# [TO DO]
The expected result is every line of the records, printed exactly.

# [AVAILABLE RECORDS]
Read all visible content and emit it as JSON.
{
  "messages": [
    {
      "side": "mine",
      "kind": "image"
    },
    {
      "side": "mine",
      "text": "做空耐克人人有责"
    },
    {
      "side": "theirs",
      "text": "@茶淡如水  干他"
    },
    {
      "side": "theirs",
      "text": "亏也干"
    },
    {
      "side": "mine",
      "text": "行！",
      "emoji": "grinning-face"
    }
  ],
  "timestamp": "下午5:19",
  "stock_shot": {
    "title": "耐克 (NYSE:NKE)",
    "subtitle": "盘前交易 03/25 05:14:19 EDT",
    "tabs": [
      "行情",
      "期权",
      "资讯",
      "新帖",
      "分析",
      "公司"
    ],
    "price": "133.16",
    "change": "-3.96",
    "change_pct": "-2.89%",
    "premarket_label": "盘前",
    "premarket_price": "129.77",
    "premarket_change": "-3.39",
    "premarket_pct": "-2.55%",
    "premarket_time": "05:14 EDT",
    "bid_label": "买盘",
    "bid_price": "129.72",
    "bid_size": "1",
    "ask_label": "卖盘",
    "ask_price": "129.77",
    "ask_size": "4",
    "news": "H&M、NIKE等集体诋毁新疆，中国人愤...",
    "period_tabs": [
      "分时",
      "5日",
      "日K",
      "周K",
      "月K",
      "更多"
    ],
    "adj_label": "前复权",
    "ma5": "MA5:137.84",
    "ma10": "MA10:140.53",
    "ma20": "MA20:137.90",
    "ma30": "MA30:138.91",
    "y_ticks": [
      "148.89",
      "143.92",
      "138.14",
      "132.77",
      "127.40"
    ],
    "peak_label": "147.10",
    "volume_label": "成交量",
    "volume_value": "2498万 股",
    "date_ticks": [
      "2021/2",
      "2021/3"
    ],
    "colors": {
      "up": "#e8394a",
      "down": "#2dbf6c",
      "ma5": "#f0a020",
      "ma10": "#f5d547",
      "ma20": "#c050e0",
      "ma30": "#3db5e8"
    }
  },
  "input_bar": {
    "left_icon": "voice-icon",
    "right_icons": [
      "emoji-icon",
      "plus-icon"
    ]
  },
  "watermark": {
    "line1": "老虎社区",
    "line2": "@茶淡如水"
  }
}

# [SOLUTION TO THIS EXERCISE]
Read all visible content and emit it as JSON.
{
  "messages": [
    {
      "side": "mine",
      "kind": "image"
    },
    {
      "side": "mine",
      "text": "做空耐克人人有责"
    },
    {
      "side": "theirs",
      "text": "@茶淡如水  干他"
    },
    {
      "side": "theirs",
      "text": "亏也干"
    },
    {
      "side": "mine",
      "text": "行！",
      "emoji": "grinning-face"
    }
  ],
  "timestamp": "下午5:19",
  "stock_shot": {
    "title": "耐克 (NYSE:NKE)",
    "subtitle": "盘前交易 03/25 05:14:19 EDT",
    "tabs": [
      "行情",
      "期权",
      "资讯",
      "新帖",
      "分析",
      "公司"
    ],
    "price": "133.16",
    "change": "-3.96",
    "change_pct": "-2.89%",
    "premarket_label": "盘前",
    "premarket_price": "129.77",
    "premarket_change": "-3.39",
    "premarket_pct": "-2.55%",
    "premarket_time": "05:14 EDT",
    "bid_label": "买盘",
    "bid_price": "129.72",
    "bid_size": "1",
    "ask_label": "卖盘",
    "ask_price": "129.77",
    "ask_size": "4",
    "news": "H&M、NIKE等集体诋毁新疆，中国人愤...",
    "period_tabs": [
      "分时",
      "5日",
      "日K",
      "周K",
      "月K",
      "更多"
    ],
    "adj_label": "前复权",
    "ma5": "MA5:137.84",
    "ma10": "MA10:140.53",
    "ma20": "MA20:137.90",
    "ma30": "MA30:138.91",
    "y_ticks": [
      "148.89",
      "143.92",
      "138.14",
      "132.77",
      "127.40"
    ],
    "peak_label": "147.10",
    "volume_label": "成交量",
    "volume_value": "2498万 股",
    "date_ticks": [
      "2021/2",
      "2021/3"
    ],
    "colors": {
      "up": "#e8394a",
      "down": "#2dbf6c",
      "ma5": "#f0a020",
      "ma10": "#f5d547",
      "ma20": "#c050e0",
      "ma30": "#3db5e8"
    }
  },
  "input_bar": {
    "left_icon": "voice-icon",
    "right_icons": [
      "emoji-icon",
      "plus-icon"
    ]
  },
  "watermark": {
    "line1": "老虎社区",
    "line2": "@茶淡如水"
  }
}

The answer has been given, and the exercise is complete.